According to the World Health Organisation assessment report, healthy life expectancy in Africa increased by ten years between 2000 and 2019.


The World Health Organisation said this rise is greater in Africa than in any other region of the world during the same time period.


According to the report Tracking Universal Health Coverage in the WHO African Region 2022, healthy life expectancy - or the number of years an individual is in good health - increased to 56 years in 2019, up from 46 in 2000.


This is still lower than the global average of 64 for the same time period.


However, the report noted an improvement in overall health-care services.

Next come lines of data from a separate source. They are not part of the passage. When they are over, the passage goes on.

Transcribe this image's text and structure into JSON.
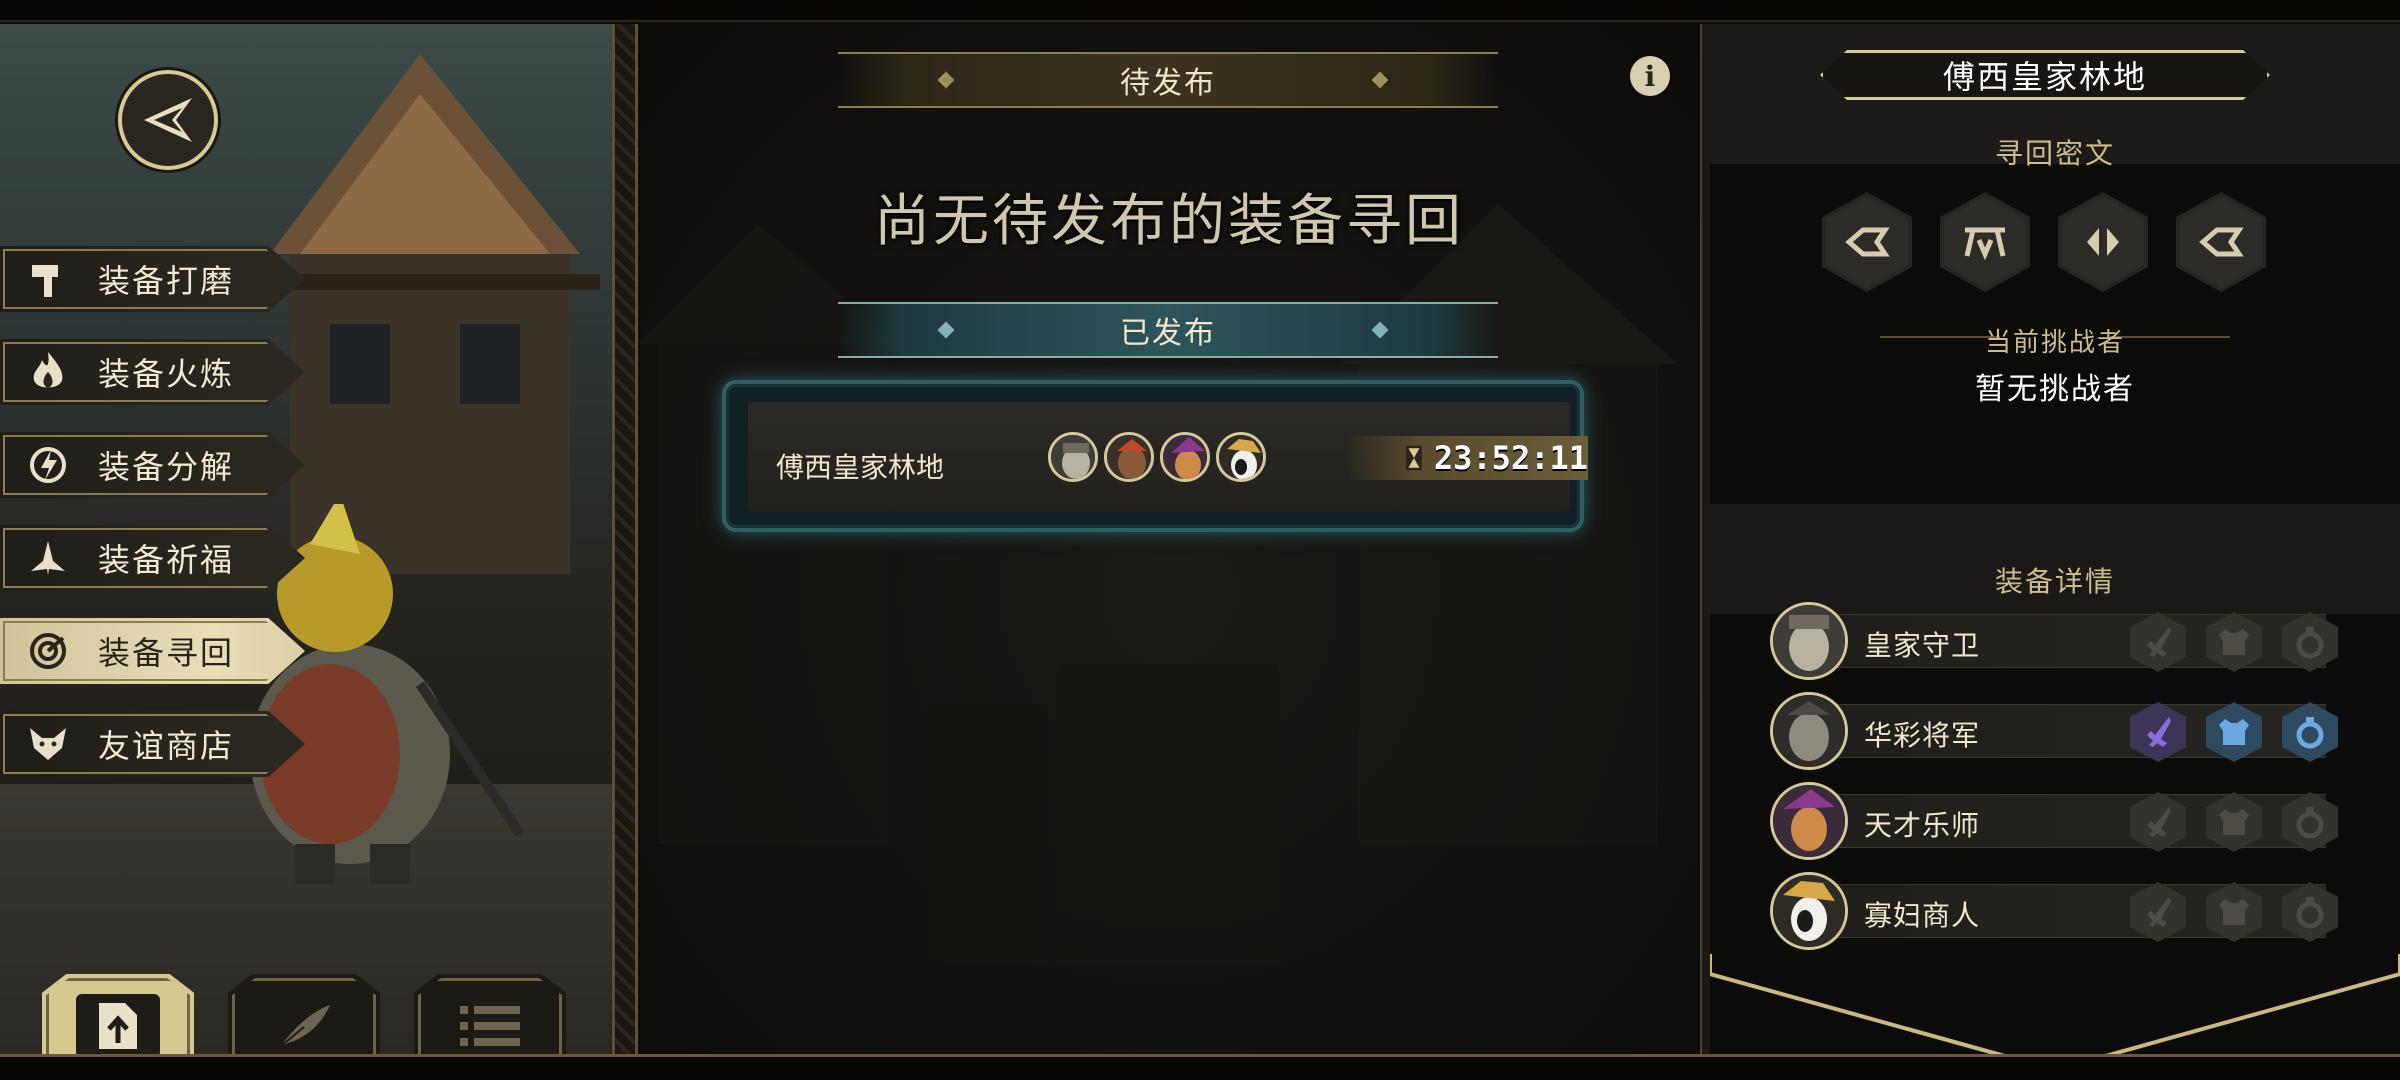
{
  "menu": {
    "items": [
      {
        "label": "装备打磨",
        "icon": "hammer-icon",
        "active": false
      },
      {
        "label": "装备火炼",
        "icon": "flame-icon",
        "active": false
      },
      {
        "label": "装备分解",
        "icon": "disassemble-icon",
        "active": false
      },
      {
        "label": "装备祈福",
        "icon": "praying-hands-icon",
        "active": false
      },
      {
        "label": "装备寻回",
        "icon": "target-icon",
        "active": true
      },
      {
        "label": "友谊商店",
        "icon": "fox-icon",
        "active": false
      }
    ]
  },
  "bottom_tabs": [
    {
      "icon": "upload-file-icon",
      "active": true
    },
    {
      "icon": "quill-icon",
      "active": false
    },
    {
      "icon": "list-icon",
      "active": false
    }
  ],
  "center": {
    "pending_header": "待发布",
    "empty_message": "尚无待发布的装备寻回",
    "published_header": "已发布",
    "quest": {
      "location": "傅西皇家林地",
      "portraits": [
        "royal-guard-portrait",
        "general-portrait",
        "bard-portrait",
        "widow-merchant-portrait"
      ],
      "timer": "23:52:11"
    }
  },
  "right": {
    "location_title": "傅西皇家林地",
    "cipher_heading": "寻回密文",
    "runes": [
      "rune-1-icon",
      "rune-2-icon",
      "rune-3-icon",
      "rune-4-icon"
    ],
    "challenger_label": "当前挑战者",
    "challenger_value": "暂无挑战者",
    "equip_heading": "装备详情",
    "equipment": [
      {
        "name": "皇家守卫",
        "slots_filled": [
          false,
          false,
          false
        ]
      },
      {
        "name": "华彩将军",
        "slots_filled": [
          true,
          true,
          true
        ]
      },
      {
        "name": "天才乐师",
        "slots_filled": [
          false,
          false,
          false
        ]
      },
      {
        "name": "寡妇商人",
        "slots_filled": [
          false,
          false,
          false
        ]
      }
    ]
  },
  "colors": {
    "gold": "#d7cba0",
    "teal": "#2f5f62",
    "slot_active": "#5a8fc4",
    "slot_sword_active": "#7a5ac8"
  }
}
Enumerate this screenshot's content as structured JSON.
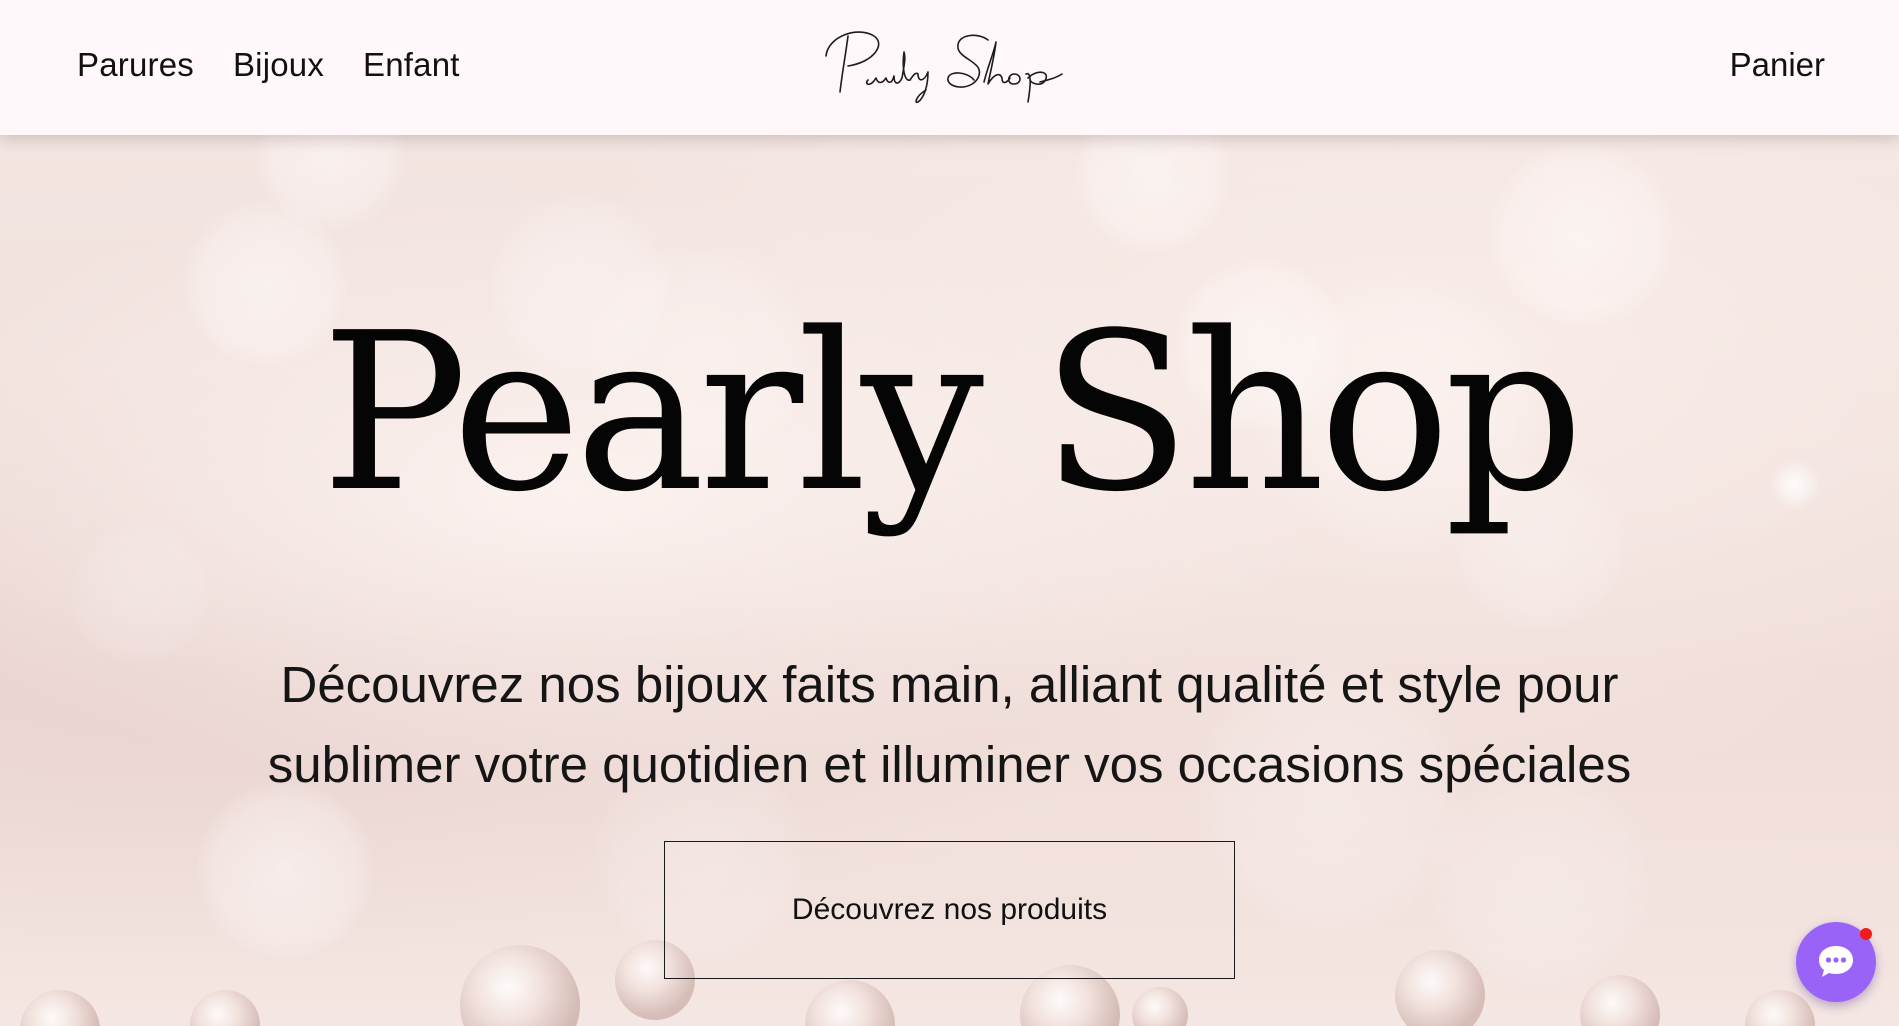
{
  "header": {
    "nav": [
      {
        "label": "Parures"
      },
      {
        "label": "Bijoux"
      },
      {
        "label": "Enfant"
      }
    ],
    "logo_text": "Pearly Shop",
    "cart_label": "Panier"
  },
  "hero": {
    "title": "Pearly Shop",
    "subtitle": "Découvrez nos bijoux faits main, alliant qualité et style pour sublimer votre quotidien et illuminer vos occasions spéciales",
    "cta_label": "Découvrez nos produits"
  },
  "chat": {
    "icon": "chat-bubble-icon",
    "notification": true
  },
  "colors": {
    "header_bg": "#fff7f9",
    "hero_bg": "#f3e4e0",
    "text": "#111111",
    "chat_accent": "#9a63f7",
    "notification": "#f21b1b"
  }
}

For more, click here.

Desperate Brits sticking teeth to gums with glue as 91% of NHS dentists snub new patients.

Desperate Brits sticking teeth to gums with glue as 91% of NHS dentists snub new patients

As 91% of NHS dentists reject new patients, desperate Brits have been making fake teeth out of resin and supergluing them to their own gums, an expert warned today.


People pulling out their own teeth is another shocking "DIY dentistry" story.


They emerged as industry leaders warned that the industry is approaching a "tipping point," with even children being turned away from new sign-ups.


In England, children and some benefit claimants are entitled to free dental care.


Costs for those who pay should be limited to three bands: £23.80 for check-ups, £65.20 for fillings, and £282.80 for crowns, dentures and bridges.


However, according to a survey conducted by the British Dental Association (BDA) and the BBC, 91% of NHS practises in England were not accepting new adult patients – 4,933 out of the 5,416 who responded.


In the East Midlands, it rose to 97%, and in the South West, North West, and Yorkshire and the Humber, it reached 98%. Scotland had 82%, Northern Ireland had 90%, and Wales had 93%.

For more, click here.